I am one of those people who find Bach best listened to when performed with very few singers, preferably one per part (but of course you have to have good singers). I knew that Suzuki would not subscribe to this, after all I'd heard some of his recorded performances and knew that he'd studied with Ton Koopman. But somehow, I still found myself out of tune with the performance.
Suzuki's way with the music was quite measured and rather sombre. Granted, there were lively moments and the articulation of the orchestra was excellent, sometimes a little at the expense of line. But my overall impression was of the darker, quieter hues. Perhaps it was because we were sitting at the side of the hall, hidden by the harpsichord. An instrument, incidentally, which seemed curiously reticent in the ensembles at moments when I felt it should not be reticent at all.

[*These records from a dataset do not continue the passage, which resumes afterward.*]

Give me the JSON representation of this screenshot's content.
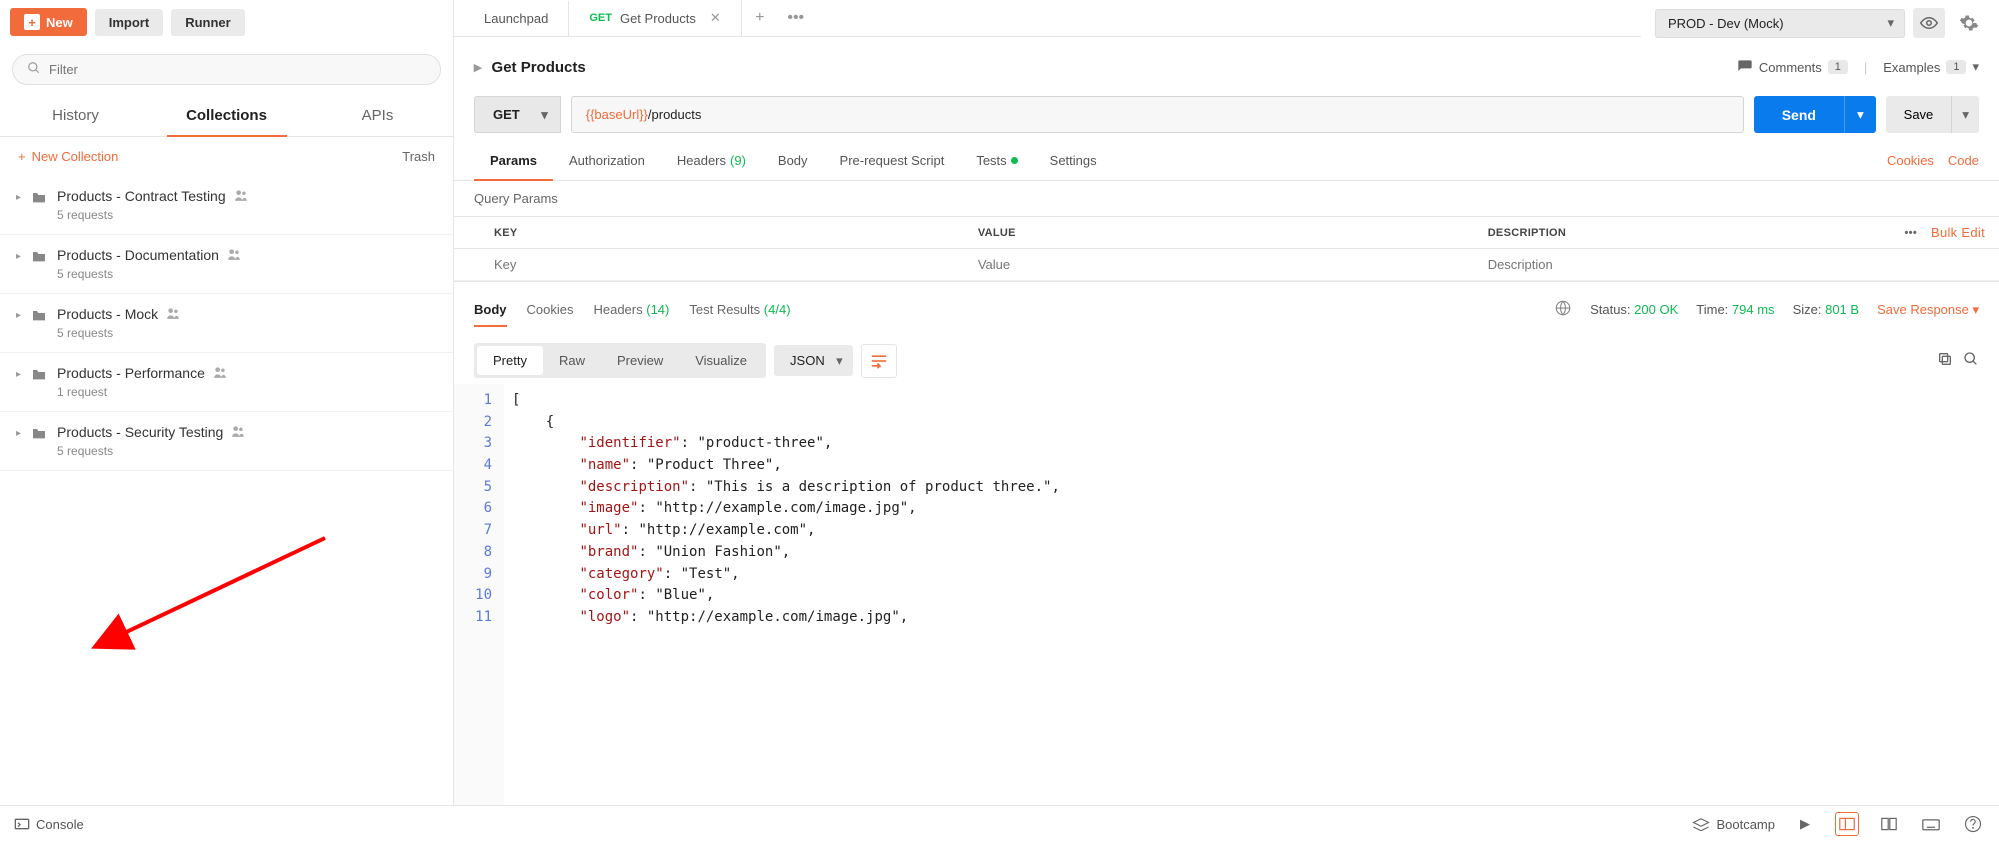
{
  "toolbar": {
    "new_label": "New",
    "import_label": "Import",
    "runner_label": "Runner"
  },
  "environment": {
    "selected": "PROD - Dev (Mock)"
  },
  "sidebar": {
    "filter_placeholder": "Filter",
    "tabs": {
      "history": "History",
      "collections": "Collections",
      "apis": "APIs"
    },
    "new_collection_label": "New Collection",
    "trash_label": "Trash",
    "collections": [
      {
        "name": "Products - Contract Testing",
        "count": "5 requests"
      },
      {
        "name": "Products - Documentation",
        "count": "5 requests"
      },
      {
        "name": "Products - Mock",
        "count": "5 requests"
      },
      {
        "name": "Products - Performance",
        "count": "1 request"
      },
      {
        "name": "Products - Security Testing",
        "count": "5 requests"
      }
    ]
  },
  "tabs": {
    "items": [
      {
        "label": "Launchpad",
        "method": ""
      },
      {
        "label": "Get Products",
        "method": "GET"
      }
    ]
  },
  "request": {
    "title": "Get Products",
    "comments_label": "Comments",
    "comments_count": "1",
    "examples_label": "Examples",
    "examples_count": "1",
    "method": "GET",
    "url_var": "{{baseUrl}}",
    "url_path": "/products",
    "send_label": "Send",
    "save_label": "Save",
    "subtabs": {
      "params": "Params",
      "authorization": "Authorization",
      "headers": "Headers",
      "headers_count": "(9)",
      "body": "Body",
      "prerequest": "Pre-request Script",
      "tests": "Tests",
      "settings": "Settings"
    },
    "cookies_link": "Cookies",
    "code_link": "Code",
    "query_params_label": "Query Params",
    "params_headers": {
      "key": "KEY",
      "value": "VALUE",
      "description": "DESCRIPTION"
    },
    "params_placeholders": {
      "key": "Key",
      "value": "Value",
      "description": "Description"
    },
    "bulk_edit_label": "Bulk Edit"
  },
  "response": {
    "tabs": {
      "body": "Body",
      "cookies": "Cookies",
      "headers": "Headers",
      "headers_count": "(14)",
      "tests": "Test Results",
      "tests_count": "(4/4)"
    },
    "status_label": "Status:",
    "status_value": "200 OK",
    "time_label": "Time:",
    "time_value": "794 ms",
    "size_label": "Size:",
    "size_value": "801 B",
    "save_response_label": "Save Response",
    "view": {
      "pretty": "Pretty",
      "raw": "Raw",
      "preview": "Preview",
      "visualize": "Visualize"
    },
    "format": "JSON",
    "code_lines": [
      "[",
      "    {",
      "        \"identifier\": \"product-three\",",
      "        \"name\": \"Product Three\",",
      "        \"description\": \"This is a description of product three.\",",
      "        \"image\": \"http://example.com/image.jpg\",",
      "        \"url\": \"http://example.com\",",
      "        \"brand\": \"Union Fashion\",",
      "        \"category\": \"Test\",",
      "        \"color\": \"Blue\",",
      "        \"logo\": \"http://example.com/image.jpg\","
    ]
  },
  "bottombar": {
    "console": "Console",
    "bootcamp": "Bootcamp"
  }
}
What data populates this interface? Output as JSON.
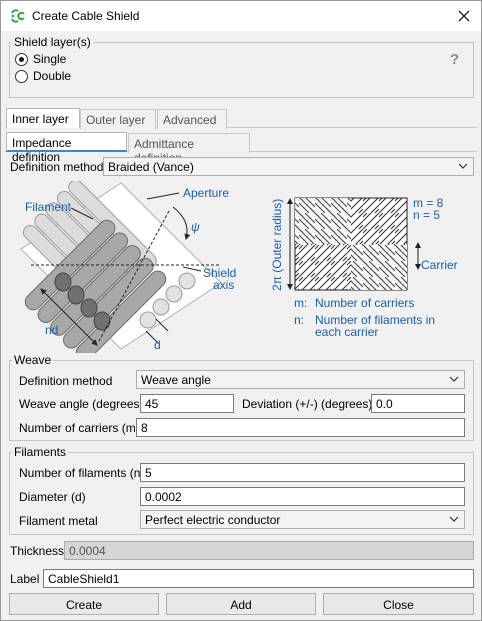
{
  "window": {
    "title": "Create Cable Shield",
    "app_icon": "cable-logo-icon",
    "close_icon": "close-icon"
  },
  "shield_layers": {
    "legend": "Shield layer(s)",
    "options": [
      {
        "label": "Single",
        "selected": true
      },
      {
        "label": "Double",
        "selected": false
      }
    ],
    "help": "?"
  },
  "layer_tabs": [
    {
      "label": "Inner layer",
      "active": true
    },
    {
      "label": "Outer layer",
      "active": false
    },
    {
      "label": "Advanced",
      "active": false
    }
  ],
  "definition_tabs": [
    {
      "label": "Impedance definition",
      "active": true
    },
    {
      "label": "Admittance definition",
      "active": false
    }
  ],
  "definition_method": {
    "label": "Definition method",
    "value": "Braided (Vance)"
  },
  "diagram": {
    "left": {
      "filament": "Filament",
      "aperture": "Aperture",
      "psi": "ψ",
      "shield_axis_1": "Shield",
      "shield_axis_2": "axis",
      "nd": "nd",
      "d": "d"
    },
    "right": {
      "vertical_label": "2π (Outer radius)",
      "m_eq": "m = 8",
      "n_eq": "n = 5",
      "carrier": "Carrier",
      "legend_m_key": "m:",
      "legend_m_val": "Number of carriers",
      "legend_n_key": "n:",
      "legend_n_val_1": "Number of filaments in",
      "legend_n_val_2": "each carrier"
    }
  },
  "weave": {
    "legend": "Weave",
    "method_label": "Definition method",
    "method_value": "Weave angle",
    "angle_label": "Weave angle (degrees)",
    "angle_value": "45",
    "deviation_label": "Deviation (+/-) (degrees)",
    "deviation_value": "0.0",
    "carriers_label": "Number of carriers (m)",
    "carriers_value": "8"
  },
  "filaments": {
    "legend": "Filaments",
    "count_label": "Number of filaments (n)",
    "count_value": "5",
    "diameter_label": "Diameter (d)",
    "diameter_value": "0.0002",
    "metal_label": "Filament metal",
    "metal_value": "Perfect electric conductor"
  },
  "thickness": {
    "label": "Thickness",
    "value": "0.0004"
  },
  "label_field": {
    "label": "Label",
    "value": "CableShield1"
  },
  "buttons": {
    "create": "Create",
    "add": "Add",
    "close": "Close"
  },
  "colors": {
    "accent_blue": "#1b5fa8",
    "tab_underline": "#3b88c8"
  }
}
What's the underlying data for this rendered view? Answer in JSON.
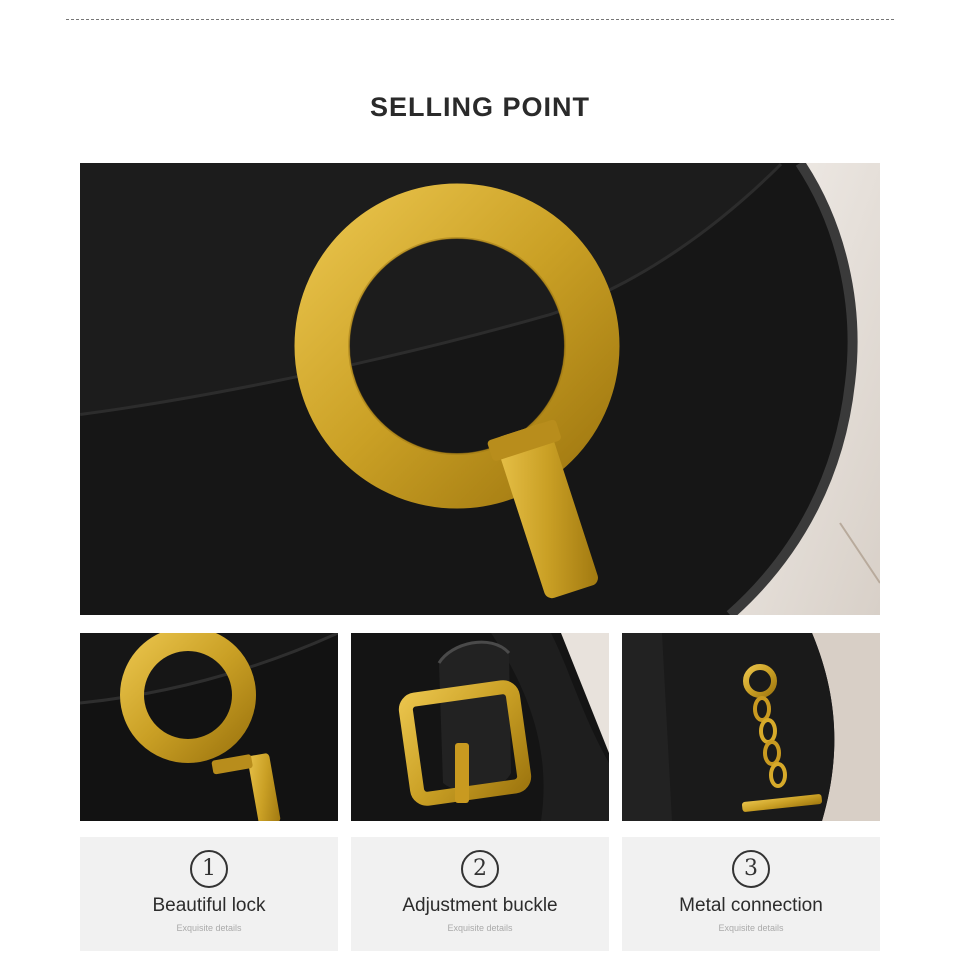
{
  "header": {
    "title": "SELLING POINT"
  },
  "colors": {
    "gold": "#d9a92a",
    "leather": "#141414",
    "card_bg": "#f1f1f1",
    "text": "#2c2c2c",
    "subtext": "#aaaaaa"
  },
  "images": {
    "hero": "gold-ring-lock-closeup",
    "thumbs": [
      "ring-lock-detail",
      "buckle-strap-detail",
      "chain-connection-detail"
    ]
  },
  "features": [
    {
      "number": "1",
      "title": "Beautiful lock",
      "subtitle": "Exquisite details"
    },
    {
      "number": "2",
      "title": "Adjustment buckle",
      "subtitle": "Exquisite details"
    },
    {
      "number": "3",
      "title": "Metal connection",
      "subtitle": "Exquisite details"
    }
  ]
}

When performing with a decent size choir (18 singers to around 20 instrumentalists), Bach presents the conductor with a number of problems of balance. In the fugal opening of the Kyrie, the choir's first entry comes after a long orchestral peroration and each voice should enter simply as part of the texture. But what frequently happens is that the choir suddenly dominates and instead of being an equal partner the orchestra's role degenerates into one of buzzing accompaniment. Some conductors have solved this problem by getting the initial entries sung by just one voice with the main chorus coming in later. Suzuki's solution, which was almost successful, was to have the chorus subdue its tone. Perhaps this set the general timbre for the evening. But at least the balance in the performance was pretty good and there were not too many moments when you felt that the chorus was master. Though there were times when individual musicians could have been more prominent. This was very noticeable when flutes and oboes had been prominent during one of the solo sections, but suddenly disappeared when the chorus came in.
I felt his general attitude to be quite Romantic, which is perfectly valid. After all, I don't subscribe to the view that everyone needs to perform Bach in the way that I want. Perhaps it just didn't chime in with my feelings that evening.
Amongst the soloists, alto Robin Blaze particularly impressed. His lovely bright voice with its wonderfully edge and sense of line came over as a breath of fresh air in the performance.
Of course, what people will tell me is that what counts is Suzuki's wonderful musicianship and his spiritual way with Bach. But I'm afraid, last night this rather washed over me and all I was left with was a picky little voice in my head, pointing out things. I just hope that Ariodante at ENO tomorrow finds me more responsive, after all it does have Alice Coote in the title role.